Outlook: The May World Agricultural Supply and Demand Estimates report will be released May 12 and will include the first supply/demand sheets for the 2020-21 crop year. Early forecasts suggest the carryout will surge to over 3 billion bushels next year. Negative fundamentals will limit any upside without fresh bullish inputs. Weather forecasts are conducive to rapid planting progress and threatened sanctions against China are a shadow over business.

July corn fell 4.5 cents this week to settle at $3.18.5 per bushel while the December contract was unchanged on the week at $3.36.75 per bushel. On a weekly basis, July corn has closed unchanged or lower in each of the last five weeks.

SOYBEANS — A third weaker Monday in a row for soybeans put them on the defensive until late in the week when rumors of Chinese interest provided a double-digit boost. Trade chatter about possible purchases of U.S. soybeans in the 300,000-500,000 range lifted prices to their high for the week. However, reality didn’t provide for any follow-through when sales of 264,000 were announced to China, split equally between old and new crop.
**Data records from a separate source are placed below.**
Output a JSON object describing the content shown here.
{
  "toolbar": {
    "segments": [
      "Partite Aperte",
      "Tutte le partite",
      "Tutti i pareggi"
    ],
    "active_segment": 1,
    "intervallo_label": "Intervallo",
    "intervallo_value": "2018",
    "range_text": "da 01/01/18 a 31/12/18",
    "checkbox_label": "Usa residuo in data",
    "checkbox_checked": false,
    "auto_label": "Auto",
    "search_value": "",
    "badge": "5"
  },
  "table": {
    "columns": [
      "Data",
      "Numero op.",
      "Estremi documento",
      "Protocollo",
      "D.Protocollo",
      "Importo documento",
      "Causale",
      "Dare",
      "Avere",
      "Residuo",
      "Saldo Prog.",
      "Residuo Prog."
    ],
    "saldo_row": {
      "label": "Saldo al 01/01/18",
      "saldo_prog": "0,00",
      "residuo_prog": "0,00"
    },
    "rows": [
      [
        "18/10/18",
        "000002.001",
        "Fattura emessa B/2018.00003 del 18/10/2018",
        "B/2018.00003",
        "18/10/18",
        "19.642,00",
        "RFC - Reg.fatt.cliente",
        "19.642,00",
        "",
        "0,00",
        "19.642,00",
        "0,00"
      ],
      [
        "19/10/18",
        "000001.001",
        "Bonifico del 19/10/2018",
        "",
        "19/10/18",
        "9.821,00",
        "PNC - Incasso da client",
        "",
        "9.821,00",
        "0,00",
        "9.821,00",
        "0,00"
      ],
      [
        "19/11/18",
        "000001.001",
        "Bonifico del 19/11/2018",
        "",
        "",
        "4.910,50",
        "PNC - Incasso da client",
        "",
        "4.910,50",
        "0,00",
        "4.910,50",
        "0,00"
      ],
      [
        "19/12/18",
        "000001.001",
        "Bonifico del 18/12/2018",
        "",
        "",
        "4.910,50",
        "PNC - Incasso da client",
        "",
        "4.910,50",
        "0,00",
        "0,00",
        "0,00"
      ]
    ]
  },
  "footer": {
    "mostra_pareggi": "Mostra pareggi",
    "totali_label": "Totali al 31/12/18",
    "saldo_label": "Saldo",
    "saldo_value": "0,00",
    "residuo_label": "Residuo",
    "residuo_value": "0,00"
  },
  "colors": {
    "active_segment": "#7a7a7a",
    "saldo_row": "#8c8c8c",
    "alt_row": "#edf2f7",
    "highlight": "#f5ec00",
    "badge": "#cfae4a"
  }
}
This does coincide with talk that sales were for the August/September time frame. JCI from China reported Chinese crushers were 90 percent covered for June, 60 percent for July, and were looking for August and September bushels.
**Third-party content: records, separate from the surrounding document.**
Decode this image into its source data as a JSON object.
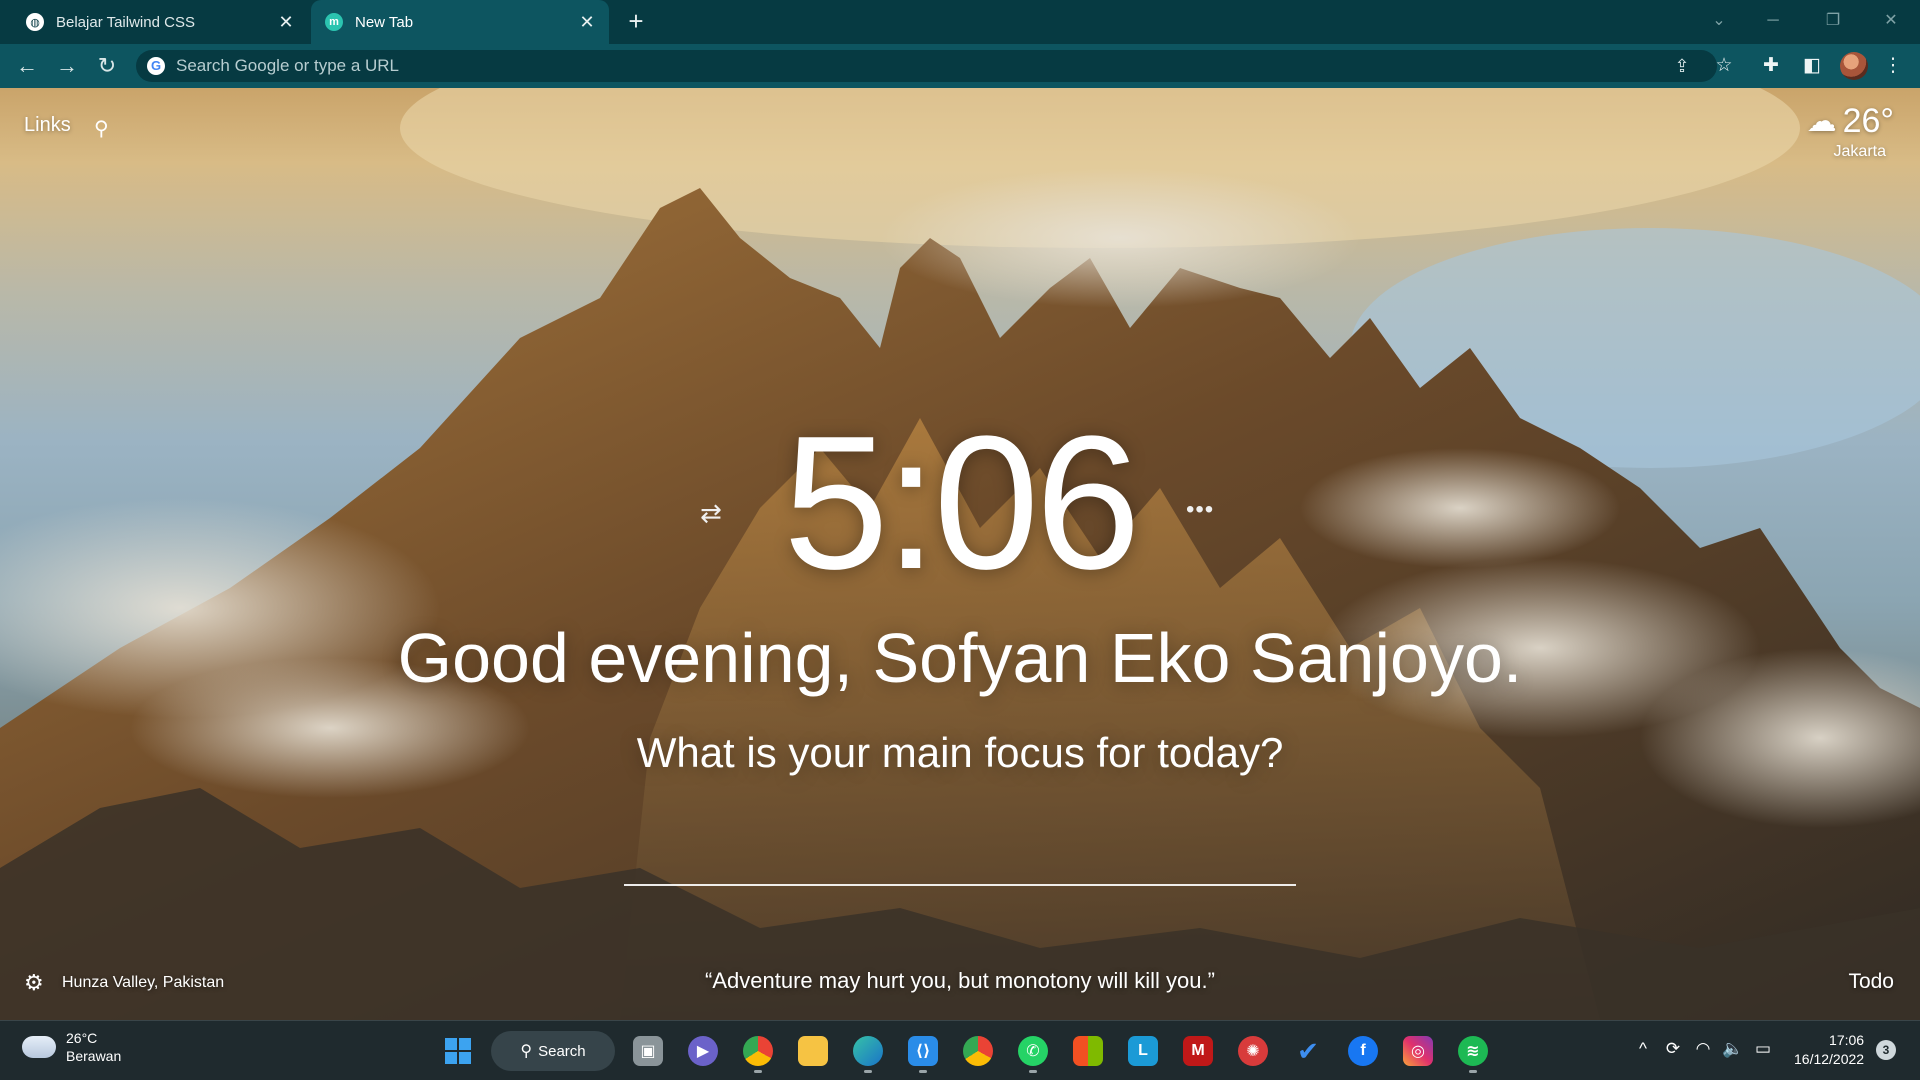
{
  "tabs": [
    {
      "title": "Belajar Tailwind CSS",
      "favicon": "globe-icon"
    },
    {
      "title": "New Tab",
      "favicon": "momentum-icon",
      "favicon_letter": "m",
      "active": true
    }
  ],
  "omnibox": {
    "placeholder": "Search Google or type a URL",
    "value": ""
  },
  "momentum": {
    "links_label": "Links",
    "weather": {
      "temp": "26°",
      "city": "Jakarta"
    },
    "time": "5:06",
    "greeting": "Good evening, Sofyan Eko Sanjoyo.",
    "focus_question": "What is your main focus for today?",
    "focus_value": "",
    "photo_location": "Hunza Valley, Pakistan",
    "quote": "“Adventure may hurt you, but monotony will kill you.”",
    "todo_label": "Todo"
  },
  "taskbar": {
    "weather": {
      "temp": "26°C",
      "condition": "Berawan"
    },
    "search_label": "Search",
    "time": "17:06",
    "date": "16/12/2022",
    "notification_count": "3"
  }
}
The record weakness in the Brazilian real has pushed Brazilian farmers to sell in excess of 80 percent of this year’s crop. How far will they dig into this year’s production before selling stops or they run out of bushels?

Despite the lack of follow-through, soybeans did close higher for the week.  But just when we think it may be safe to go back into the water, threats of retaliatory tariffs toward China for the way they handled the coronavirus were suggested by President Trump. Soybeans would likely be the biggest loser if fresh tariffs are put in place and the Phase 1 trade agreement disintegrates.
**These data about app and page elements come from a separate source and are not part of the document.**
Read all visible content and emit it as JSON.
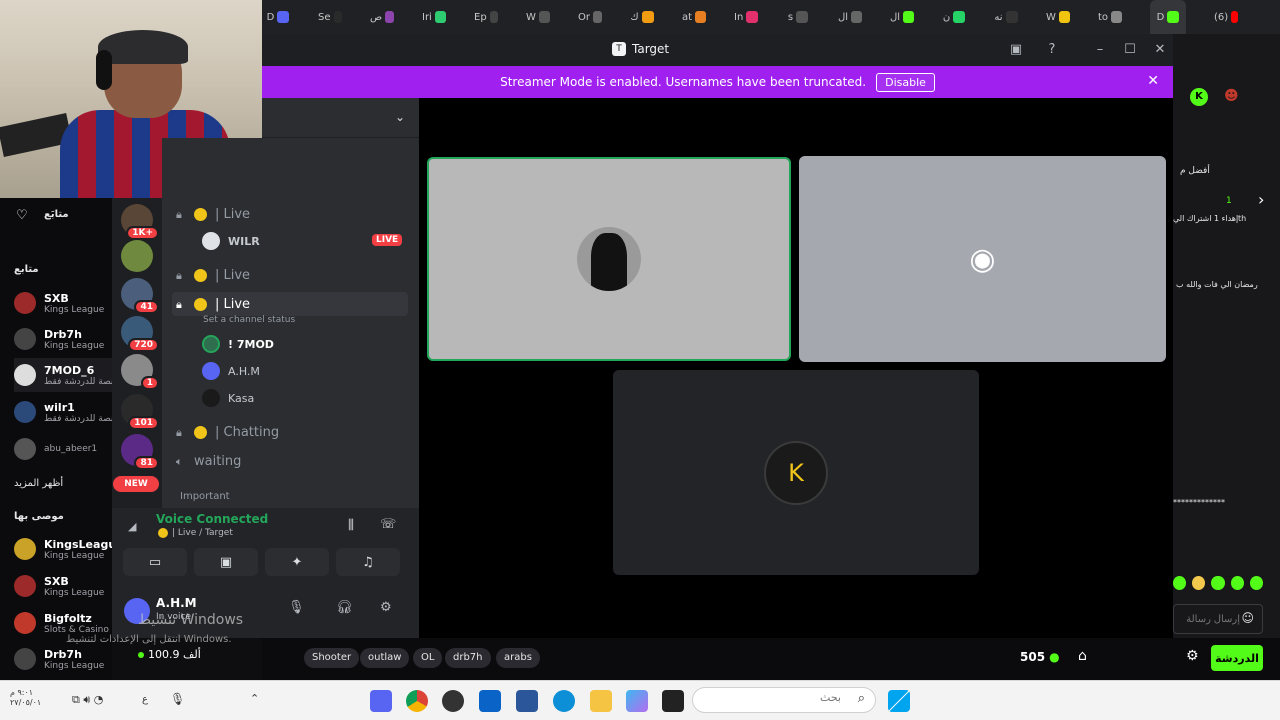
{
  "browser": {
    "tabs": [
      "D",
      "Se",
      "ص",
      "Iri",
      "Ep",
      "W",
      "Or",
      "ك",
      "at",
      "In",
      "s",
      "ال",
      "ال",
      "ن",
      "نه",
      "W",
      "to",
      "D",
      "(6)"
    ],
    "nav": {
      "refresh": "⟳",
      "back": "←",
      "forward": "→"
    }
  },
  "discord": {
    "window_title": "Target",
    "banner": {
      "message": "Streamer Mode is enabled. Usernames have been truncated.",
      "button": "Disable"
    },
    "servers": [
      {
        "badge": "1K+",
        "color": "#5a4636"
      },
      {
        "badge": "",
        "color": "#6f8a3e"
      },
      {
        "badge": "41",
        "color": "#4b5f7c"
      },
      {
        "badge": "720",
        "color": "#3a5a7a"
      },
      {
        "badge": "1",
        "color": "#8a8a8a"
      },
      {
        "badge": "101",
        "color": "#2a2a2a"
      },
      {
        "badge": "81",
        "color": "#5b2a86"
      }
    ],
    "new_badge": "NEW",
    "channels": [
      {
        "name": "| Live"
      },
      {
        "name": "| Live"
      },
      {
        "name": "| Live"
      },
      {
        "name": "| Chatting"
      }
    ],
    "live_user": {
      "name": "WILR",
      "badge": "LIVE"
    },
    "channel_status": "Set a channel status",
    "voice_users": [
      "! 7MOD",
      "A.H.M",
      "Kasa"
    ],
    "waiting": "waiting",
    "category_important": "Important",
    "voice": {
      "status": "Voice Connected",
      "location": "| Live / Target"
    },
    "user": {
      "name": "A.H.M",
      "status": "In voice"
    }
  },
  "kick": {
    "following_title": "متابع",
    "following_label": "متابَع",
    "following": [
      {
        "name": "SXB",
        "game": "Kings League",
        "color": "#9c2a2a"
      },
      {
        "name": "Drb7h",
        "game": "Kings League",
        "color": "#444"
      },
      {
        "name": "7MOD_6",
        "game": "منصة للدردشة فقط",
        "color": "#ddd"
      },
      {
        "name": "wilr1",
        "game": "منصة للدردشة فقط",
        "color": "#2b4a7a"
      },
      {
        "name": "abu_abeer1",
        "game": "",
        "color": "#555"
      }
    ],
    "show_more": "أظهر المزيد",
    "recommended_title": "موصى بها",
    "recommended": [
      {
        "name": "KingsLeague",
        "game": "Kings League",
        "color": "#c9a227"
      },
      {
        "name": "SXB",
        "game": "Kings League",
        "color": "#9c2a2a"
      },
      {
        "name": "Bigfoltz",
        "game": "Slots & Casino",
        "color": "#c0392b"
      },
      {
        "name": "Drb7h",
        "game": "Kings League",
        "color": "#444"
      }
    ],
    "followers_count": "100.9 ألف",
    "tags": [
      "Shooter",
      "outlaw",
      "OL",
      "drb7h",
      "arabs"
    ],
    "viewers": "505",
    "chat_button": "الدردشة",
    "chat_placeholder": "إرسال رسالة",
    "chat_lines": [
      "أفضل م",
      "1",
      "إهداء 1 اشتراك الي",
      "th",
      "رمضان الي فات والله ب",
      "*************"
    ]
  },
  "windows": {
    "watermark_title": "تنشيط Windows",
    "watermark_sub": "انتقل إلى الإعدادات لتنشيط Windows.",
    "search_placeholder": "بحث",
    "clock_time": "٩:٠١ م",
    "clock_date": "٢٧/٠٥/٠١",
    "lang": "ع"
  }
}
The order for U.S. meat packers to keep plants open may be easier said than done. Workers may be reluctant to return unless they feel adequate protections are in place. If facilities begin to ramp up, it could provide support for feed demand.

The March National Agricultural Statistics Service crush was 192.2 million bushels. This is an all-time record and exceeded the trade projection of 191.5 million bushels. Soyoil stocks were 2.328 billion pounds, slightly lower than anticipated.

Weekly export sales were in line with expectations at 39.6 million bushels. Total commitments of 1.43 billion bushels are 13 percent behind last year. We need to average 18.9 million bushels of sales per week to reach the USDA’s 1.775-billion-bushel export outlook. China has bought 13.3 mmt of U.S. soybeans in this marketing year with 892,000 of unshipped sales.

Outlook: If the Phase 1 trade deal with China is put in jeopardy, soybeans may be the first casualty. Good weather may change ideas about corn acres being switched to soybeans. Improved feed demand as meat packers gear up production may also lend mild support. Consolidating trade may be expected ahead of the monthly WASDE report on May 12.

July soybeans rallied a dime this week to close at $8.49.5 and November soybeans were 13.5 cents higher at $8.55 per bushel.

Nystrom’s Notes: Contract changes for the week as of the close on May 1: Chicago July wheat was down 14 cents at $5.16.5, Kansas City was just a quarter-cent lower at $4.83, and Minneapolis was 6.5 cents lower at $5.06.75 per bushel. Crude oil rallied $2.84 to close at $19.78 per barrel, up 16.7 percent for the week. New daily price limits went into effect May 1. The daily limit for Chicago and Kansas City wheat limits increased from 35 cents to 40 cents per bushel.